Dan Prefontaine, president of the Food Centre, sees GAAP as a way to fast-track technologies that solve global problems. “The GAAP program is raising our level of technology. If we want to be leaders in an industry, we need an ecosystem to put together all the pieces and solve the grand challenges like greenhouse gas emissions and climate change.”
What is GAAP?
The Global Agri-Food Partnership (GAAP) is a new entity resulting from collaboration between Ag-West Bio, the Global Institute of Food Security, the Agri-Food Innovation Centre, Innovation Place, and private sector partners. GAAP was created to support early and rapid growth stage companies within all areas of agriculture and food.
GAAP combines the benefits of significant investment capital (up to $500,000), long-term incubation in a world-class facility (up to three years, with access to laboratories, greenhouses, and offices), along with guidance and training from sector-specific experts.
- Early-stage technology companies – companies working on promising disruptive technologies in the early stages of development (post proof of concept) with application in agriculture, food, or food processing.
- Rapid growth stage companies – companies that have already demonstrated large scale commercial application for their technology; often they have been successful in securing a considerable amount of investment, and in many cases, they are already generating revenue.
In most instances these companies are located and operating outside of Canada or North America (but not exclusively) and have traction and or success in overseas markets. GAAP allows them to access the North American marketplace with lower entry costs, reduce capital expenditure, a tailed concierge services, and an expedited path to market.
GAAP can increase the success rate of portfolio companies, strengthen the ecosystem, and build a foundation of success, even when venture capital investment may be lacking within the sector. GAAP offers a novel platform designed to address the unique challenges of agri-food companies and technology developers during the star-up/expansion phase. Benefits include:
- Access to state-of-the-art greenhouses, laboratories, and office space for up to three years: This means portfolio companies do not have to spend money on renting, operating, and maintaining such facilities and infrastructure. Instead, they can allocate their capital towards innovation and commercialization building tangible value.

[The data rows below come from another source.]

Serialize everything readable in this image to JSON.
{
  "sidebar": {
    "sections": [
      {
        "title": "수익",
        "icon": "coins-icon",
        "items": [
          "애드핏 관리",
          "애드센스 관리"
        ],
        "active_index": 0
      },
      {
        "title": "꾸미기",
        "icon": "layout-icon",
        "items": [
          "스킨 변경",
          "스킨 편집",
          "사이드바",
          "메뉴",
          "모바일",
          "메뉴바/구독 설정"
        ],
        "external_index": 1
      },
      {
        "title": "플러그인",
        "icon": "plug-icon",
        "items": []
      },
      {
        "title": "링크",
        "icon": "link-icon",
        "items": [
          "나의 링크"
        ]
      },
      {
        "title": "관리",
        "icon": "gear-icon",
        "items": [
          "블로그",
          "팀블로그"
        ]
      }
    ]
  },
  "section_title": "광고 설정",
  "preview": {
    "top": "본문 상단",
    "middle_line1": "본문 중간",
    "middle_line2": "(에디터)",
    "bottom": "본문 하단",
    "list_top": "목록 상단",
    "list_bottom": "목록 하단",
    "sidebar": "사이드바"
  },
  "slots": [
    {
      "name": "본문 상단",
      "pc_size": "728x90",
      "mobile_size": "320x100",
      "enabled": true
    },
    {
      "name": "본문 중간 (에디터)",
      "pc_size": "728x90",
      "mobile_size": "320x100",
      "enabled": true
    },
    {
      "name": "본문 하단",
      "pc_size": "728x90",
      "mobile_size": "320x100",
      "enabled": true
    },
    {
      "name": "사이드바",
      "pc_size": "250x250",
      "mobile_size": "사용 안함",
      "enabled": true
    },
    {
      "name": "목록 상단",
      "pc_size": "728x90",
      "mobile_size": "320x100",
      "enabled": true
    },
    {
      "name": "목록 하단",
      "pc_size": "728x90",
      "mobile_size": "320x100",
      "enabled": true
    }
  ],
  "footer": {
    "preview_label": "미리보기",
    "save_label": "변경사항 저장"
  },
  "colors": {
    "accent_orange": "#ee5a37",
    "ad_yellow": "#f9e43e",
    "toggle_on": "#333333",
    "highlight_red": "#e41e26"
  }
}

- Up to $500,000 in investment capital: Many early-stage companies have limited access to capital, in part, due to high upfront costs and a long timeline to market entry, and revenue generation typical in this sector. By providing significant investment we enable the most promising companies to focus on technology progression and market adoption.
- Commercial volume scale-up opportunities: Most early-stage and rapid growth stage companies encounter considerable hurdles when looking at mass production. Many face the daunting task of financing their own build, along with operation and maintenance. GAAP provides scale up opportunities, offsetting the need for capital.
- Training and Mentorship: GAAP provides mentorship from sector-specific experts who provide firsthand advice on business development, regulatory pathway, product development, fund-raising, marketing, logistics, export, and more. Entrepreneurs can also access training on specialized equipment (such as qCPR). All this helps companies avoid costly and time-consuming mistakes, expediting the path to market and lowering the capital requirements.
In addition to its founding partners, GAAP has and continues to work with other global leading organizations, corporations, and institutions to leverage synergies both across Canada and internationally. Through bilateral agreements, GAAP not only provides a landing for companies looking to expand into Canada, but also fantastic programs for Canadian companies looking to expand into overseas markets.
Photo credit: Innovation Place